2000: designed and implemented a Windows-based interactive tool for the construction of executable state machines, used in the Guidant automation project and others. The tool provided a UI for defining the state machine, and an editor to attach code to entry or exit from states, or to state transition arcs. It also generated a state diagram, to facilitate ease of understanding and documentation.
1999-2000: project lead or technical lead for numerous semiconductor equipment SECS/GEM implementations. Total project budgets approximately $500K. SECS: Semiconductor Equipment Communication Standard. GEM: Generic Equipment Model.
1996-1998: proposed, designed, and led the implementation of the SdiStation product line. These products brought SDi (Systematic Designs, Inc.) substantial license fees and enabled much of the SDi project work from 1997 through 2001. The rights to the product were sold to a competitor for approximately $1,000,000.
1995: technical lead for porting and major enhancements to factory automation software at the LSi Tsukuba (Japan) semiconductor factory. Project budget approximately $300K.
1995: major contributor to the implementation of equipment controllers for the Hyundai I’chon (Korea) semiconductor factory. Project budget approximately $400K.
1994: proposed, designed, and implemented a programming language (SPL) for the direct expression of executable Harel statecharts. The language was still in use at Object Engineering as of 2004, and enabled the company to survive and thrive in a very difficult equipment-control market. I also co-designed and implemented a language for defining SECS (Semiconductor Equipment Messaging Standard) messages for use in the OEI (Object Engineering, Inc.) SECS driver.
1994: designed and implemented the ‘business rules’ definition language and API, used in the SDi Material Control System (MCS) product.
1991-1993: designed and implemented the real-time look-ahead material dispatching system for the full factory automation system at LSi Tsukuba (Japan). Project budget approximately $1.5M.
1991: designed and implemented much of the core code libraries for the LSi Tsukuba factory automationproject. These libraries were later used on many other projects at SDi (Systematic Designs).
1991: designed and implemented a sophisticated event-driven scripting language for writing equipment emulators. This language was key to successful off-line testing of the LSi Tsukuba automation system.
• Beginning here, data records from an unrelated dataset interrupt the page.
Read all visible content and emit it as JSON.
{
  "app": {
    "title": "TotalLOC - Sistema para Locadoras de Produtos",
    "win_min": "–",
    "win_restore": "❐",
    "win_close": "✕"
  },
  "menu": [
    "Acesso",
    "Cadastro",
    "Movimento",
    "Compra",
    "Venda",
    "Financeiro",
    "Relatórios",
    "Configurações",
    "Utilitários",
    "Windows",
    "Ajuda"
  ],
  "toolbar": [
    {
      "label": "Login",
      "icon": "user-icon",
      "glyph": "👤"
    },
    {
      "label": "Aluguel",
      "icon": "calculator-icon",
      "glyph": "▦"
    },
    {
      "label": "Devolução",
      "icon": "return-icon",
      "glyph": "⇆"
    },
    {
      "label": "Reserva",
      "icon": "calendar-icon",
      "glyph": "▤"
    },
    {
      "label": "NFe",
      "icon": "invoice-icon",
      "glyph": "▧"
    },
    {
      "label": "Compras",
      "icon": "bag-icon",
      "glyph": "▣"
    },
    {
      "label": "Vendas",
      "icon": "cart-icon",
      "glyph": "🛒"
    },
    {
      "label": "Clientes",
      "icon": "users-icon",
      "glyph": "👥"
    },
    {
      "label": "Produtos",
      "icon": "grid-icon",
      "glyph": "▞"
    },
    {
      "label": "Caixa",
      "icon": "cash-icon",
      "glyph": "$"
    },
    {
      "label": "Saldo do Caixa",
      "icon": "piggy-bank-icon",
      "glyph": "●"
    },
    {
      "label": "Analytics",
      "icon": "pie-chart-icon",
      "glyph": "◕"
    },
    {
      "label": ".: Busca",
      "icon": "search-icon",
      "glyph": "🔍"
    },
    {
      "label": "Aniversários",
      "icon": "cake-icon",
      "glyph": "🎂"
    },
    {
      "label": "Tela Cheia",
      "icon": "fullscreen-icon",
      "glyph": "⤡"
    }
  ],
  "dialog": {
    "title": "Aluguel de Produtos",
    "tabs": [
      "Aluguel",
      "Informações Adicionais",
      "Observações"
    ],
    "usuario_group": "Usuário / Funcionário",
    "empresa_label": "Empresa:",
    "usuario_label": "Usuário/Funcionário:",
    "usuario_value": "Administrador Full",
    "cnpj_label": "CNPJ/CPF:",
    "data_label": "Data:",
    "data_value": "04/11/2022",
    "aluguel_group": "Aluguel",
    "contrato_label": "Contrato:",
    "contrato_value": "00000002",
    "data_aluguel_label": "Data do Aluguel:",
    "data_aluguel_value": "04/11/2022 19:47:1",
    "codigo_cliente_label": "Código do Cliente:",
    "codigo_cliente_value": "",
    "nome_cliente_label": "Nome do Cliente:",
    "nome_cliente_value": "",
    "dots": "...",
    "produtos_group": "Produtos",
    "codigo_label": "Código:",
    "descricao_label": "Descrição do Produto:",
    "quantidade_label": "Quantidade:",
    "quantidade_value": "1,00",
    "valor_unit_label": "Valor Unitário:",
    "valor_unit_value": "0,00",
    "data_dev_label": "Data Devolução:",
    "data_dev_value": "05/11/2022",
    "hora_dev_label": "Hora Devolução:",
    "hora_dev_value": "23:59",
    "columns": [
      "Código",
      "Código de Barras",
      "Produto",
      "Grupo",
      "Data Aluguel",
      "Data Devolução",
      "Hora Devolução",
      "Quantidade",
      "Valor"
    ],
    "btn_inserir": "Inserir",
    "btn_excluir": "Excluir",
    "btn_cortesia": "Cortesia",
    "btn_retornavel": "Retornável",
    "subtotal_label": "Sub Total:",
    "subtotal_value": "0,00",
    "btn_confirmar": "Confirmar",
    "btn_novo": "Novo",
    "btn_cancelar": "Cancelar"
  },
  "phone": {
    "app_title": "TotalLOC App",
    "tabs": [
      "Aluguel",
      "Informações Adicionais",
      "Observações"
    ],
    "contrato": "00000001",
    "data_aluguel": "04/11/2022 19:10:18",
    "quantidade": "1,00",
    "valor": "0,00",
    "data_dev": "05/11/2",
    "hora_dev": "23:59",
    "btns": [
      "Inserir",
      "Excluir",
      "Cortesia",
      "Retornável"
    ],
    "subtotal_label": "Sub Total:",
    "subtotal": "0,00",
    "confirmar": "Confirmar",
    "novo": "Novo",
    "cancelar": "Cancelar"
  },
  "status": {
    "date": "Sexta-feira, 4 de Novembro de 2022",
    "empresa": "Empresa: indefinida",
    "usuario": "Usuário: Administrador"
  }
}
University of Arizona Tucson, AZ Master of Science, Mathematics
University of Arizona Tucson, AZ Bachelor of Science, Mathematics Graduated Summa Cum Laude . Member: Phi Beta Kappa